* _REQUIRED ACTION_:
Scan the entries for the string "true" and give the number of lines that have it, nothing further.

* _DATASET RECORDS_:

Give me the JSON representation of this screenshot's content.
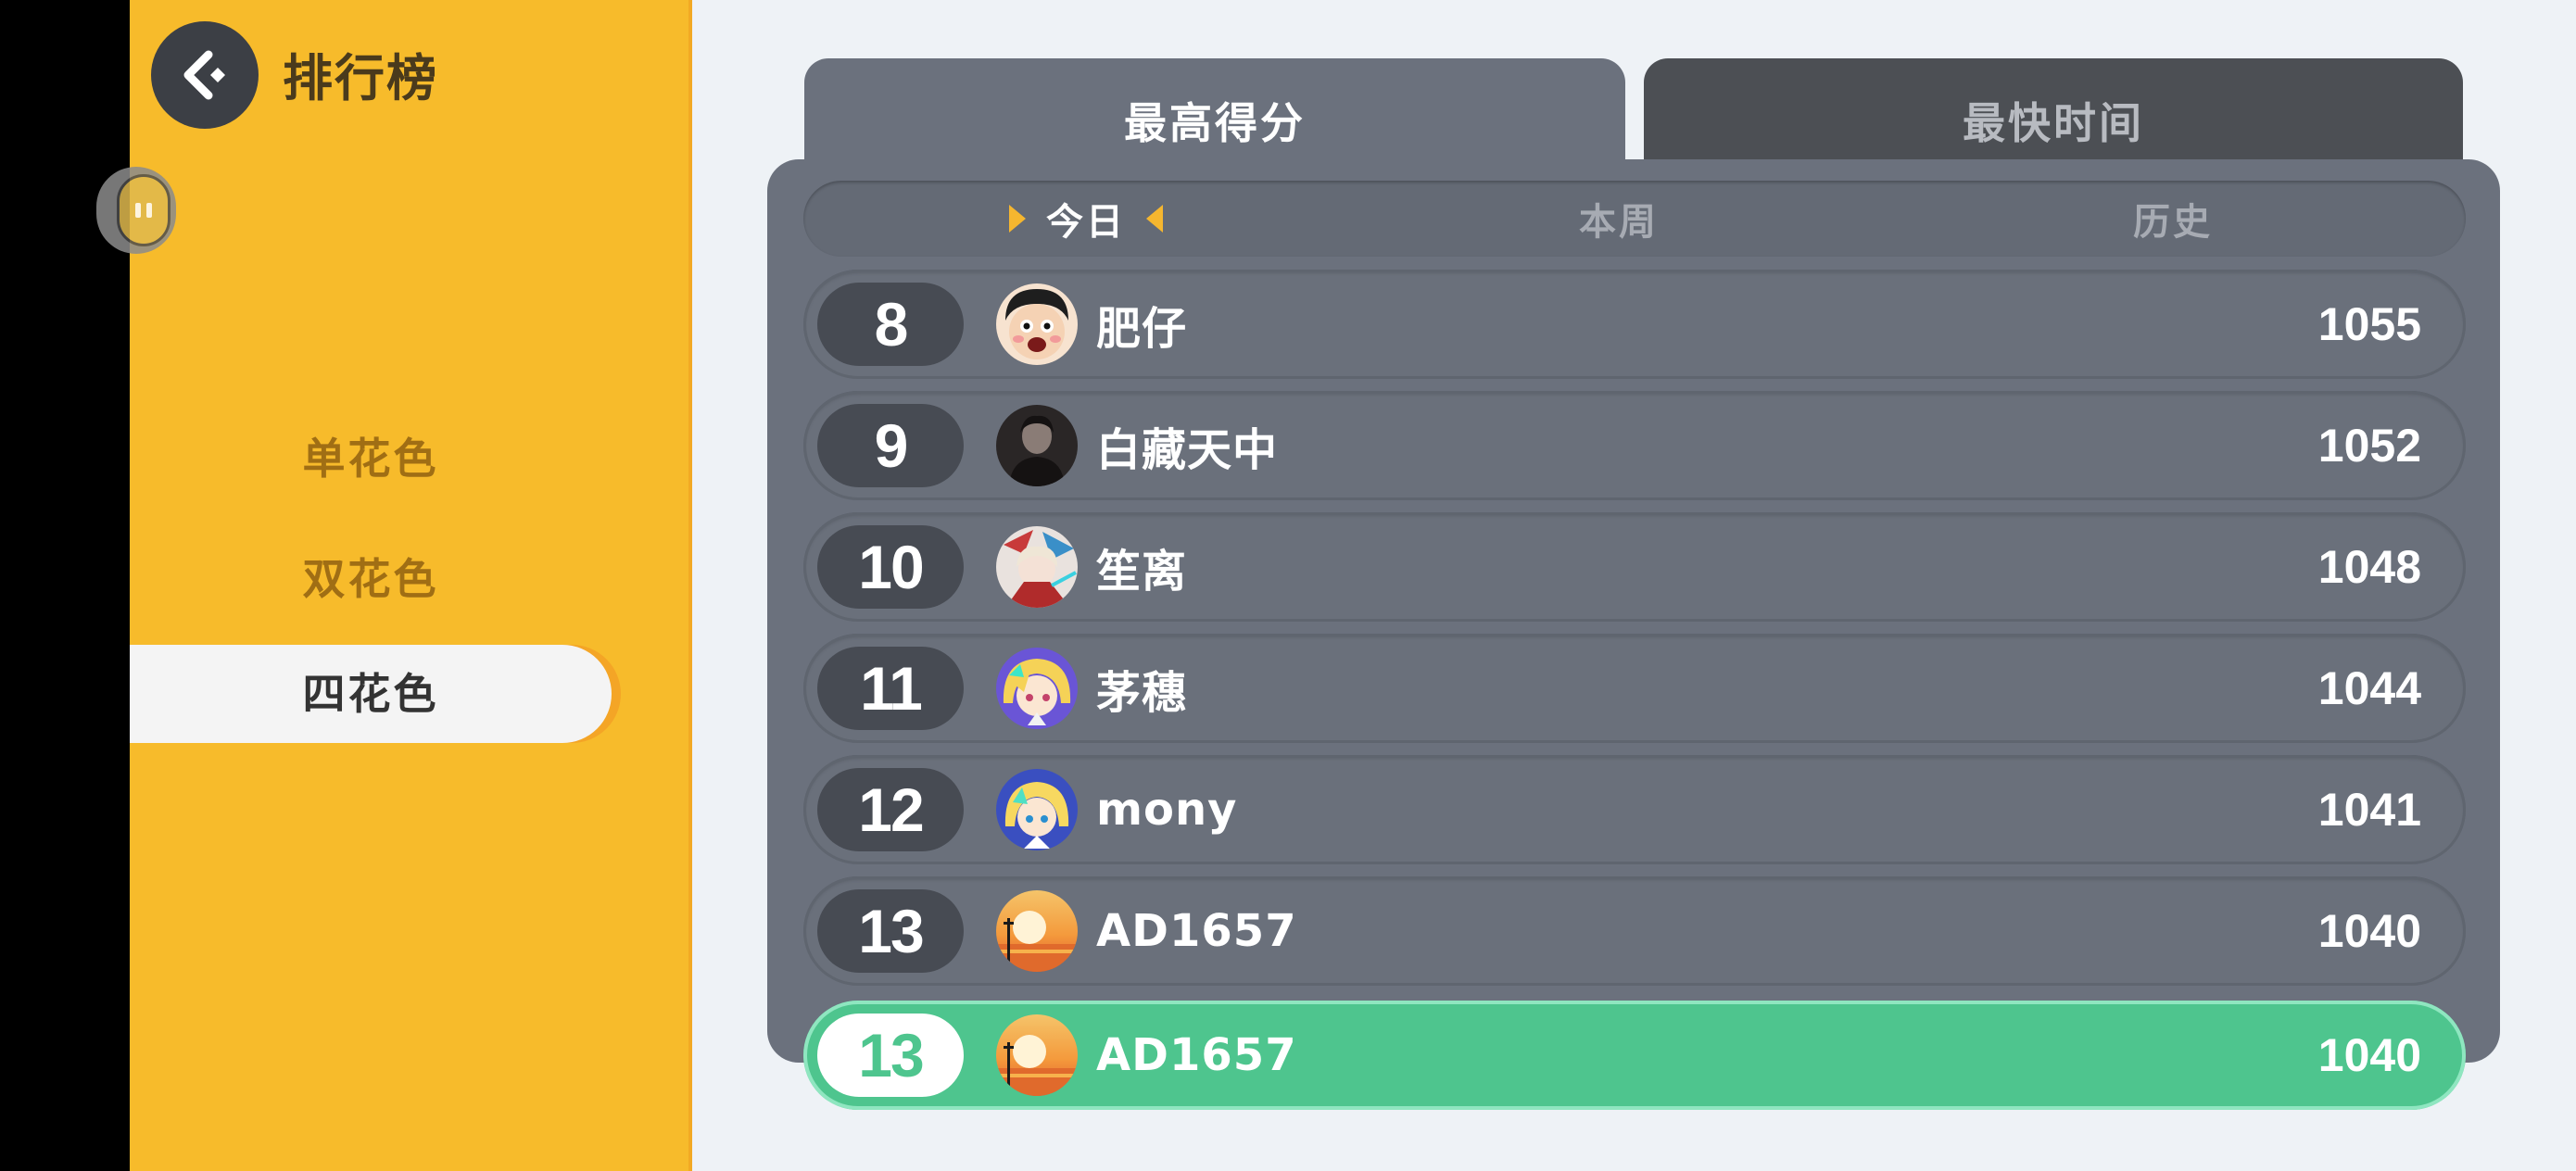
{
  "header": {
    "title": "排行榜"
  },
  "sidebar": {
    "items": [
      {
        "label": "单花色",
        "active": false
      },
      {
        "label": "双花色",
        "active": false
      },
      {
        "label": "四花色",
        "active": true
      }
    ]
  },
  "tabs": [
    {
      "label": "最高得分",
      "active": true
    },
    {
      "label": "最快时间",
      "active": false
    }
  ],
  "filters": [
    {
      "label": "今日",
      "active": true
    },
    {
      "label": "本周",
      "active": false
    },
    {
      "label": "历史",
      "active": false
    }
  ],
  "leaderboard": {
    "rows": [
      {
        "rank": "8",
        "name": "肥仔",
        "score": "1055",
        "avatar": "cartoon-boy-avatar"
      },
      {
        "rank": "9",
        "name": "白藏天中",
        "score": "1052",
        "avatar": "dark-portrait-avatar"
      },
      {
        "rank": "10",
        "name": "笙离",
        "score": "1048",
        "avatar": "anime-character-avatar"
      },
      {
        "rank": "11",
        "name": "茅穗",
        "score": "1044",
        "avatar": "blonde-anime-avatar"
      },
      {
        "rank": "12",
        "name": "mony",
        "score": "1041",
        "avatar": "blonde-anime-avatar"
      },
      {
        "rank": "13",
        "name": "AD1657",
        "score": "1040",
        "avatar": "sunset-avatar"
      }
    ],
    "me": {
      "rank": "13",
      "name": "AD1657",
      "score": "1040",
      "avatar": "sunset-avatar"
    }
  },
  "colors": {
    "sidebar": "#f7bb2b",
    "panel": "#6b717d",
    "accent": "#f5b62f",
    "me_row": "#4ec58e"
  }
}
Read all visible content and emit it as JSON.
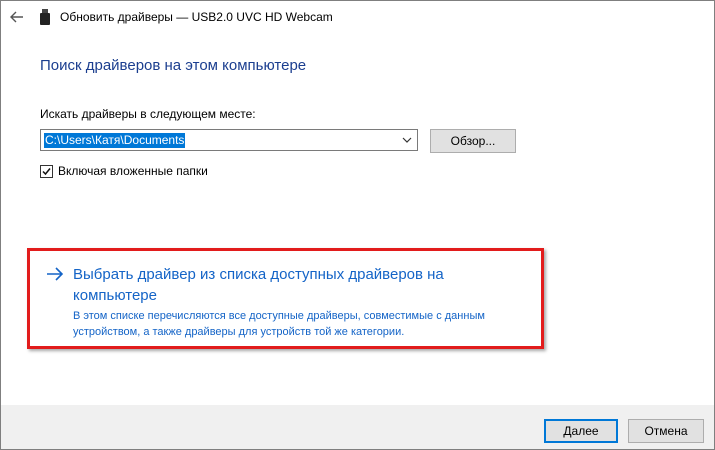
{
  "window": {
    "title": "Обновить драйверы — USB2.0 UVC HD Webcam"
  },
  "content": {
    "heading": "Поиск драйверов на этом компьютере",
    "path_label": "Искать драйверы в следующем месте:",
    "path_value": "C:\\Users\\Катя\\Documents",
    "browse_label": "Обзор...",
    "include_subfolders_label": "Включая вложенные папки",
    "include_subfolders_checked": true
  },
  "pick_option": {
    "title": "Выбрать драйвер из списка доступных драйверов на компьютере",
    "description": "В этом списке перечисляются все доступные драйверы, совместимые с данным устройством, а также драйверы для устройств той же категории."
  },
  "footer": {
    "next_label": "Далее",
    "cancel_label": "Отмена"
  },
  "colors": {
    "heading": "#1b3e8f",
    "link": "#1464c7",
    "highlight": "#e21c1c",
    "selection": "#0078d7"
  },
  "icons": {
    "back": "back-arrow-icon",
    "device": "usb-device-icon",
    "dropdown": "chevron-down-icon",
    "link_arrow": "right-arrow-icon",
    "check": "checkmark-icon"
  }
}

* _EXPECTED ANSWER_:
4